[Opening THE DATA section]
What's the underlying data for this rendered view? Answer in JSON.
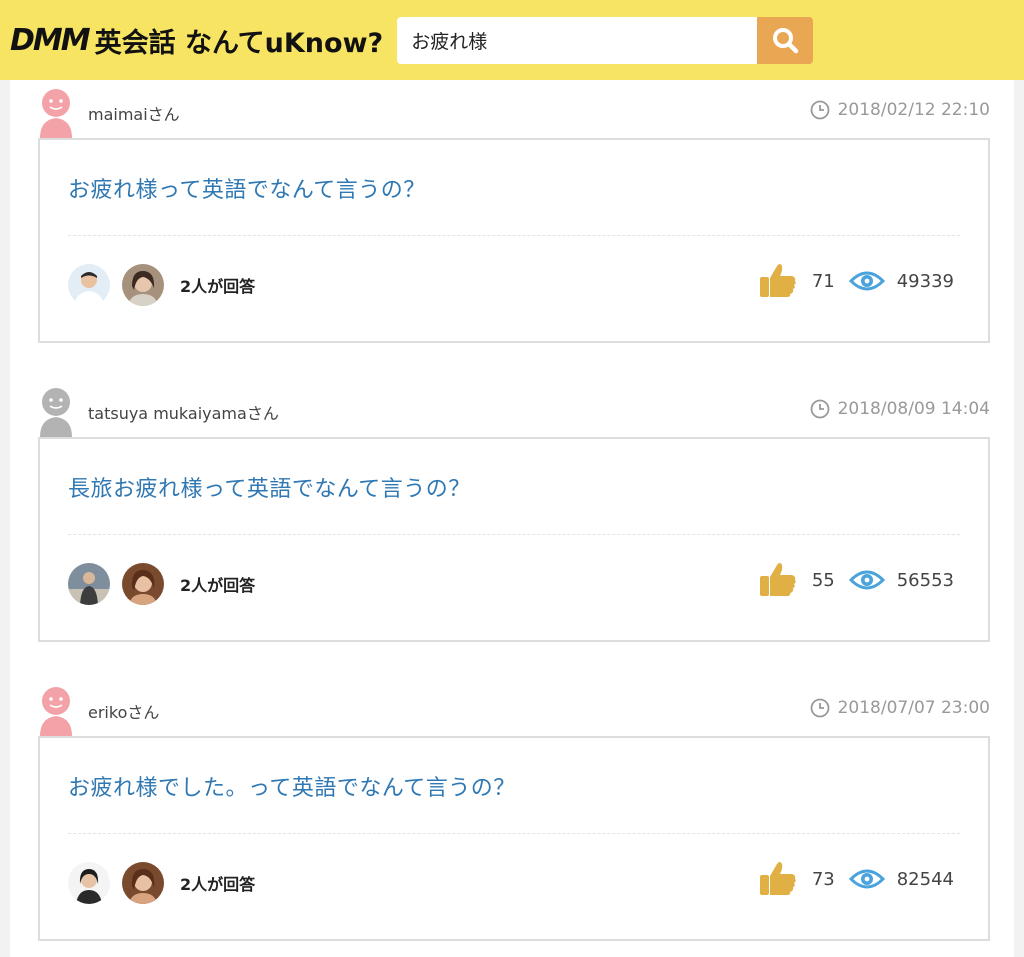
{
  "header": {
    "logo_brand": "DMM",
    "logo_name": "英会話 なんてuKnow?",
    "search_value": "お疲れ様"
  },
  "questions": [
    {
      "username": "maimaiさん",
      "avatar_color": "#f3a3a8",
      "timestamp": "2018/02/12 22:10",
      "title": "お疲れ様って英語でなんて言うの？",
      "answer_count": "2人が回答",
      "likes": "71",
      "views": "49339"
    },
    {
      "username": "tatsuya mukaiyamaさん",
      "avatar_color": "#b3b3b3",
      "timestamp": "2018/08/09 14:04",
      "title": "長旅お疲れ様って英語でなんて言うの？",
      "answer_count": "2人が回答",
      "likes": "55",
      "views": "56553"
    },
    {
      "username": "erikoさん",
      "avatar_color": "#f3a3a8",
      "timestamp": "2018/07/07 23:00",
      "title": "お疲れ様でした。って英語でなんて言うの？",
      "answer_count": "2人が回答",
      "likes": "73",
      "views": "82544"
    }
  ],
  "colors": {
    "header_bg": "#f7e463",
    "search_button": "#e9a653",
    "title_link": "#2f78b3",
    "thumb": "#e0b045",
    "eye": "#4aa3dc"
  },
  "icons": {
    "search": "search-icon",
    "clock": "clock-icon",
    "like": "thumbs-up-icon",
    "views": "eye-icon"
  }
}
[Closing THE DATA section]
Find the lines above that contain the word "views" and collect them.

      "views": "49339"
      "views": "56553"
      "views": "82544"
    "views": "eye-icon"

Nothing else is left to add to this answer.